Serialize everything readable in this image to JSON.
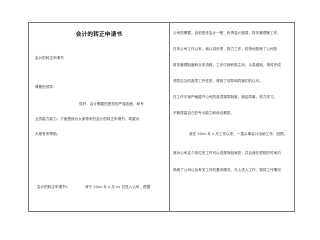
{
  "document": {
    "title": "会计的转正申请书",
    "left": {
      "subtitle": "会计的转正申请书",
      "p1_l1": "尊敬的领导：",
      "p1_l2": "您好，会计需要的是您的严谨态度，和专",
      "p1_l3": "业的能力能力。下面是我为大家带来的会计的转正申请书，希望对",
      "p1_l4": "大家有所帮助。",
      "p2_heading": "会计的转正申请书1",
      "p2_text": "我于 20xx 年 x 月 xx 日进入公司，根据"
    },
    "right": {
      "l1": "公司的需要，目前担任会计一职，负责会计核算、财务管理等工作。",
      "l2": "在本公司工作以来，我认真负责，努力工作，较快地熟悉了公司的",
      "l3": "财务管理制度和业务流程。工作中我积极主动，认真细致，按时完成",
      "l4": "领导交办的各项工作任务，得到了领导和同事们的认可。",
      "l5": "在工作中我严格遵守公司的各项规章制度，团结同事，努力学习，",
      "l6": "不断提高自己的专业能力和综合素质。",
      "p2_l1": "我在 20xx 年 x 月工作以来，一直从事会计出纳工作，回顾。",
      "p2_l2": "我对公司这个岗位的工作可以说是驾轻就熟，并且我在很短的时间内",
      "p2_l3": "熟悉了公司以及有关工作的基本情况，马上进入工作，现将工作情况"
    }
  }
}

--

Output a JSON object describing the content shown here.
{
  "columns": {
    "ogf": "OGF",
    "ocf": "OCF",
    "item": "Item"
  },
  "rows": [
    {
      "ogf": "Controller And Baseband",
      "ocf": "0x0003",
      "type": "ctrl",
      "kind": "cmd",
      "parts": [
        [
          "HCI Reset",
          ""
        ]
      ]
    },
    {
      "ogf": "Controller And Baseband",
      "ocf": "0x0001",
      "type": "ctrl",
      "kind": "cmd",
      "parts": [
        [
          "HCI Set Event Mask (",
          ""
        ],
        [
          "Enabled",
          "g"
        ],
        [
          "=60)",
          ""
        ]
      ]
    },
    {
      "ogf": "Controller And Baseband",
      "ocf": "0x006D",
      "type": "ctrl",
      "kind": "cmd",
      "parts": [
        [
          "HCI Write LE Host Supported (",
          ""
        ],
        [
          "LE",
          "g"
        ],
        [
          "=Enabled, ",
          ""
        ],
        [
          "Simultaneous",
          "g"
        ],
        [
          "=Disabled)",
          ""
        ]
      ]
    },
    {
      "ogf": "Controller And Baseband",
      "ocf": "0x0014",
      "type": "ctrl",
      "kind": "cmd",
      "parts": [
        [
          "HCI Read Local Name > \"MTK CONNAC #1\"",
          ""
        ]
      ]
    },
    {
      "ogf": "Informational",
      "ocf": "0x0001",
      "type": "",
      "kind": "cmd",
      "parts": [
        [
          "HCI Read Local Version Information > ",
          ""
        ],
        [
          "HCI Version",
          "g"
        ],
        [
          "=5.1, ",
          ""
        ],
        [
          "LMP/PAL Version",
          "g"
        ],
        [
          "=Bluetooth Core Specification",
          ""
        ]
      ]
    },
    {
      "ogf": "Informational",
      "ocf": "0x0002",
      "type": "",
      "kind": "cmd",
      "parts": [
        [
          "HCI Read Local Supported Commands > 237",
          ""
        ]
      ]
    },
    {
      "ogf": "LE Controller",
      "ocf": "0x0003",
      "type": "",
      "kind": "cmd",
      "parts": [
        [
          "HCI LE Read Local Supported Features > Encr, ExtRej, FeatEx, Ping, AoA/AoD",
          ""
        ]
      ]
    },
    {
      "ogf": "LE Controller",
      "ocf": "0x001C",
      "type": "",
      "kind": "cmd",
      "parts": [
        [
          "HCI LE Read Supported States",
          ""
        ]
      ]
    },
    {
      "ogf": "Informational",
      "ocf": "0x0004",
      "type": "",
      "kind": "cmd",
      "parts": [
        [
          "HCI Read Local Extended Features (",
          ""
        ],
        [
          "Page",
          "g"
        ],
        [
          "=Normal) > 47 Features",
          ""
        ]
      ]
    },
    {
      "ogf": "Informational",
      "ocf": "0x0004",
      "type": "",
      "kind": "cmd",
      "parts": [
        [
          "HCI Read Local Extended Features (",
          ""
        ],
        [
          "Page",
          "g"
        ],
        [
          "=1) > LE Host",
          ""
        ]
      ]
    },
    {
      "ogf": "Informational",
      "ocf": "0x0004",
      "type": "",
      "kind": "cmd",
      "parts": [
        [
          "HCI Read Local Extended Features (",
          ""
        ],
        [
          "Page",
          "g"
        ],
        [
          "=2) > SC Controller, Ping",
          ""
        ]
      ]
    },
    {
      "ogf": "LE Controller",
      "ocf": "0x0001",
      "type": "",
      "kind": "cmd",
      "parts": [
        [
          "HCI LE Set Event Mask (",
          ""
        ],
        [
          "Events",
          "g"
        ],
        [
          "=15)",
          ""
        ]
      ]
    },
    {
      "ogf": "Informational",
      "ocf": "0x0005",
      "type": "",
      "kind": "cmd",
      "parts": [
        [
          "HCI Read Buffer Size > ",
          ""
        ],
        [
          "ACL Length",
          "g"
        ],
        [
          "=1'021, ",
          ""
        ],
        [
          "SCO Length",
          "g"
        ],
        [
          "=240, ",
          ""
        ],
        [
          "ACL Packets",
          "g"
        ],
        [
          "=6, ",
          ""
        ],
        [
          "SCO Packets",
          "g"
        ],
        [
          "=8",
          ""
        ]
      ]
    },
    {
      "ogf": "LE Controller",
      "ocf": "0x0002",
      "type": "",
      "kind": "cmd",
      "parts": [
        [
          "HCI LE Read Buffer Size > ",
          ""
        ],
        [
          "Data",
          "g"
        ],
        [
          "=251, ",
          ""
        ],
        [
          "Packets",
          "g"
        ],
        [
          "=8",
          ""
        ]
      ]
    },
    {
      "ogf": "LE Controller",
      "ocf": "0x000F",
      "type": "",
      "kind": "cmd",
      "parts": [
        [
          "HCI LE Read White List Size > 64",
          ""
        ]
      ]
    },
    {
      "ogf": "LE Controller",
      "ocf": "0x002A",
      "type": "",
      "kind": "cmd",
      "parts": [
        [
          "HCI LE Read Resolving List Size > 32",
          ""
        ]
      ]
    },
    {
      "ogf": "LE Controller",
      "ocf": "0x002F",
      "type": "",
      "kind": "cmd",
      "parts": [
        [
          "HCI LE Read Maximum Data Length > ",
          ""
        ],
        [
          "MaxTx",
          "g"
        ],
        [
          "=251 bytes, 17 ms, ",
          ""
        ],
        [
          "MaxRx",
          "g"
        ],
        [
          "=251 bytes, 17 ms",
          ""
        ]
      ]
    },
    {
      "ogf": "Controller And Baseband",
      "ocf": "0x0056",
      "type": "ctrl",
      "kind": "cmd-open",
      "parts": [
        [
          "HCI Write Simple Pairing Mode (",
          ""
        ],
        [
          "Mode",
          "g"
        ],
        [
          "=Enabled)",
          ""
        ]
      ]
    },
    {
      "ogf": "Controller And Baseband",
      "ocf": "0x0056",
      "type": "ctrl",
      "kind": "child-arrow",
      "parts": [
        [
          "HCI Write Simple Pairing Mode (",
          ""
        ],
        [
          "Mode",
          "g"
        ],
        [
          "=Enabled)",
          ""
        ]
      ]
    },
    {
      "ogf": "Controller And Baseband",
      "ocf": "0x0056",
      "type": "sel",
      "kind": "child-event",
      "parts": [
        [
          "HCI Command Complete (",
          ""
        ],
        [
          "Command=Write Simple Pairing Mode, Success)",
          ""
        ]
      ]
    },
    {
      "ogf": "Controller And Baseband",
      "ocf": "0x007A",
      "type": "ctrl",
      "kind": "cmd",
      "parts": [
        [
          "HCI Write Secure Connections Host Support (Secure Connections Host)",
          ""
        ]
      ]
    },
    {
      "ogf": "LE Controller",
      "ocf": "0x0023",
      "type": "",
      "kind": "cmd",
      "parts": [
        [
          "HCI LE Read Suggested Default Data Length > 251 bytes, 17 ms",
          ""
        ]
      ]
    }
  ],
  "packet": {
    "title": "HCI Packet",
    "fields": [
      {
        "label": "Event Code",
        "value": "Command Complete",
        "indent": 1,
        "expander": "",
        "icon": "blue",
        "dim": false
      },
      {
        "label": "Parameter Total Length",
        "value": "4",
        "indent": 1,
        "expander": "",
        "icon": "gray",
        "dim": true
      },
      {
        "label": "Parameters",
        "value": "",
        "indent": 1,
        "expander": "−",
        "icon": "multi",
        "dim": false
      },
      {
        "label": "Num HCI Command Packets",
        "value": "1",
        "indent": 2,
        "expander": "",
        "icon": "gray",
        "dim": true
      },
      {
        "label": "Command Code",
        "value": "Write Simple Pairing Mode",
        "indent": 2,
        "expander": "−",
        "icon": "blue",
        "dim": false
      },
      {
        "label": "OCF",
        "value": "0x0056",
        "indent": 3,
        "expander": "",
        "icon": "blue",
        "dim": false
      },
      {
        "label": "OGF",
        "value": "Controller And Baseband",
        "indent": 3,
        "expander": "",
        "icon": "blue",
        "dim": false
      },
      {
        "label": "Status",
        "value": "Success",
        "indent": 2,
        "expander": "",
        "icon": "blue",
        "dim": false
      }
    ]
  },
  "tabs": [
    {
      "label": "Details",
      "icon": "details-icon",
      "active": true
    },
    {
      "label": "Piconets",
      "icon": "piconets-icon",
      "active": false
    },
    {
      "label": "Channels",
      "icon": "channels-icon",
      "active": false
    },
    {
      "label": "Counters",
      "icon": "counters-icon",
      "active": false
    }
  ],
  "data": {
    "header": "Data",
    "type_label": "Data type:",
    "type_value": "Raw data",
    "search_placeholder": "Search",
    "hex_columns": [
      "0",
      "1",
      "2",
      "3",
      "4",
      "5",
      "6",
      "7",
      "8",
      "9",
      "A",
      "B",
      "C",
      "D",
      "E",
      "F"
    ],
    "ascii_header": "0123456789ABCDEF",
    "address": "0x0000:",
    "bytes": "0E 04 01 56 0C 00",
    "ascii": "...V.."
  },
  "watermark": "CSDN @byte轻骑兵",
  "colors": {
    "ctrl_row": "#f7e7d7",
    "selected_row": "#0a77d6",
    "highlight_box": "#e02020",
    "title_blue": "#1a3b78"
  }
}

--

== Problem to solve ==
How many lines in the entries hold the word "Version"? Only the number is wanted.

== Exercise answer ==
3